Manoury: Veränderungen

Philippe Manoury: Veränderungen (... deuxième sonate...)

William Fried performs Veränderungen by Manoury from Avant Studios on Vimeo.

Veranderungen is a commission of the Louvre Museum, written for a series of manifestations dedicated to the "Diabelli Variations" of Beethoven.  The title "Veranderungen" refers directly to the inscription Beethoven marked at the top of the first edition of his variations.  Because if this monumental piano cycle is known under the name "Diabelli Variations," Beethoven himself named it "Drei-und-dressig Veranderungen uber ein Walz von Anton Diabelli, opus 120" [Thirty-three transformations on a waltz of Anton Diabelli, opus 120].  No doubt conscious of the giant step he had made in the form, loyal also to his instinct to express musical thoughts in his own language rather than the conventional Italian, and possibly also wishing to distance himself from the incidental pieces that would also be composed on this same theme, Beethoven decided to not call them "variations," but "Veranderungen" which signifies "transformations" or "modifications."  But posterity, always prompt to classify according to its own gradations, turned a deaf ear to this nuance, and continued (and continues to this day) to give him a masterful lesson in deafness!

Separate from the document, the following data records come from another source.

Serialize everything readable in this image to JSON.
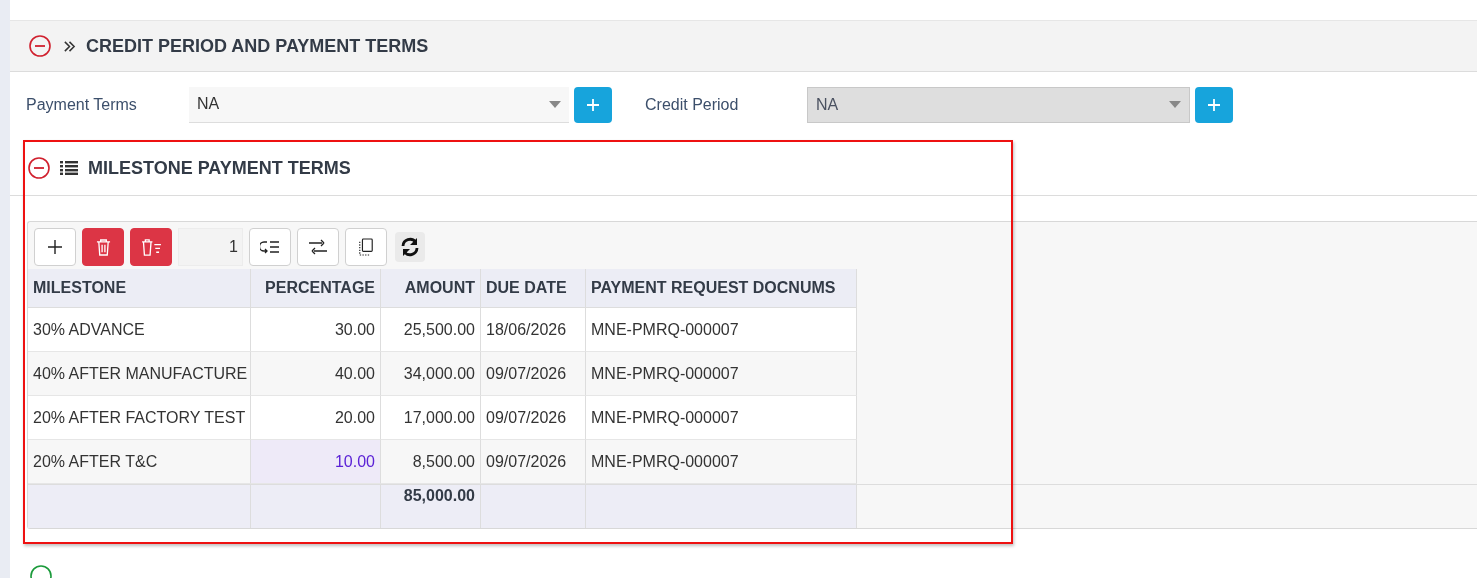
{
  "credit_section": {
    "title": "CREDIT PERIOD AND PAYMENT TERMS",
    "expanded": true
  },
  "fields": [
    {
      "label": "Payment Terms",
      "value": "NA",
      "disabled": false
    },
    {
      "label": "Credit Period",
      "value": "NA",
      "disabled": true
    }
  ],
  "milestone_section": {
    "title": "MILESTONE PAYMENT TERMS",
    "expanded": true
  },
  "toolbar": {
    "page_value": "1"
  },
  "table": {
    "columns": [
      "MILESTONE",
      "PERCENTAGE",
      "AMOUNT",
      "DUE DATE",
      "PAYMENT REQUEST DOCNUMS"
    ],
    "rows": [
      {
        "cells": [
          "30% ADVANCE",
          "30.00",
          "25,500.00",
          "18/06/2026",
          "MNE-PMRQ-000007"
        ],
        "edited_cell": false
      },
      {
        "cells": [
          "40% AFTER MANUFACTURE",
          "40.00",
          "34,000.00",
          "09/07/2026",
          "MNE-PMRQ-000007"
        ],
        "edited_cell": false
      },
      {
        "cells": [
          "20% AFTER FACTORY TEST",
          "20.00",
          "17,000.00",
          "09/07/2026",
          "MNE-PMRQ-000007"
        ],
        "edited_cell": false
      },
      {
        "cells": [
          "20% AFTER T&C",
          "10.00",
          "8,500.00",
          "09/07/2026",
          "MNE-PMRQ-000007"
        ],
        "edited_cell": true
      }
    ],
    "total_amount": "85,000.00"
  }
}
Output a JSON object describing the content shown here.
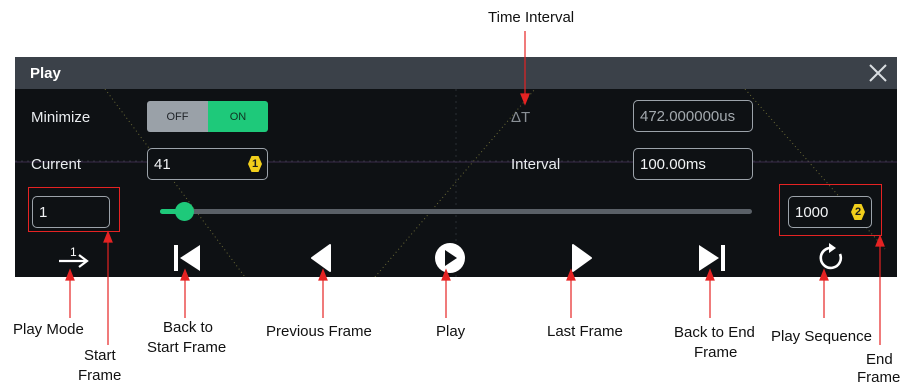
{
  "panel": {
    "title": "Play",
    "minimize_label": "Minimize",
    "toggle": {
      "off": "OFF",
      "on": "ON",
      "state": "ON"
    },
    "current_label": "Current",
    "current_value": "41",
    "current_badge": "1",
    "delta_t_label": "ΔT",
    "delta_t_value": "472.000000us",
    "interval_label": "Interval",
    "interval_value": "100.00ms",
    "start_frame_value": "1",
    "end_frame_value": "1000",
    "end_badge": "2",
    "play_mode_glyph": "1",
    "slider_fraction": 0.04
  },
  "controls": {
    "play_mode": "play-mode-icon",
    "back_to_start": "skip-to-start-icon",
    "previous_frame": "previous-frame-icon",
    "play": "play-icon",
    "last_frame": "next-frame-icon",
    "back_to_end": "skip-to-end-icon",
    "play_sequence": "repeat-icon"
  },
  "annotations": {
    "time_interval": "Time Interval",
    "play_mode": "Play Mode",
    "start_frame_1": "Start",
    "start_frame_2": "Frame",
    "back_to_start_1": "Back to",
    "back_to_start_2": "Start Frame",
    "previous_frame": "Previous Frame",
    "play": "Play",
    "last_frame": "Last Frame",
    "back_to_end_1": "Back to End",
    "back_to_end_2": "Frame",
    "play_sequence": "Play Sequence",
    "end_frame_1": "End",
    "end_frame_2": "Frame"
  },
  "colors": {
    "panel_bg": "#0e1114",
    "title_bar": "#3b4149",
    "accent_green": "#1ec97a",
    "badge_yellow": "#f2cf1b",
    "annotation_red": "#e52323"
  }
}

In confronting the "Diabelli" of Beethoven, my intention was not to revisit what makes the work so singular, even were it possible to define.  Admittedly, in analysis one can follow the incredible deductive thought that bought him to imagine so many forms -- of expression, of character, of structural complexity, of harmonic and polyphonic richness -- out of a simple little waltz.  Beethoven announces at once Chopin, Schumann, Brahms, Liszt, Wagner, and even Schoenberg and Webern in his "Diabelli."  All of these categories are subsequently charged with such historical weight that they are of no usefulness for creation, at least without falling back on a postmodern posture, which I have always refused to adopt.  So one must not wait to find many quotations, and if quotations exist, they appear more like visiting phantoms than as identifiable figures in their own right.  It is not of Beethoven's language which I made use, but rather his gestures: a particular rhythmic profile, a temporal conception, a repartitioning of voices, a character, an obstinacy.  The "Diabelli" are a kind of watermark behind the work, a landscape in the distance.  If the Diabelli were well and truly at the origin of the majority of moments in this work, I have looked to diminish their presence, and following the precept set by Beethoven, to subject them to profound "transformations" rather than "variations."  It is possible to listen to Veranderungen outside of all references to the "Diabelli."

I have frequently used the piano as an instrument of resonance.  Once a key is silently depessed, liberating the string of its damper, and another key is struck, the piano produces harmonics, at times complex, that result from the influence of the struck string on the vibration of the other.  Certain figures derived from the "Diabelli" will be, following this technique, set to diverse resonances, like a kind of musical metaphor on the question: how will this work resonate in us?

Veranderungen (... deuxieme sonate...) was completed in San Diego in January 2008 and is written for the pianist Jean-Francois Heisser, to whom my earlier La Ville (...premiere sonate...) is also dedicated.  The current work is dedicated to my friend Christian Labrande, who was at the origin of this project, and known for his constant efforts to make known the filmed treasures of classical and contemporary music.

Philippe Manoury
(translated from the French by WF)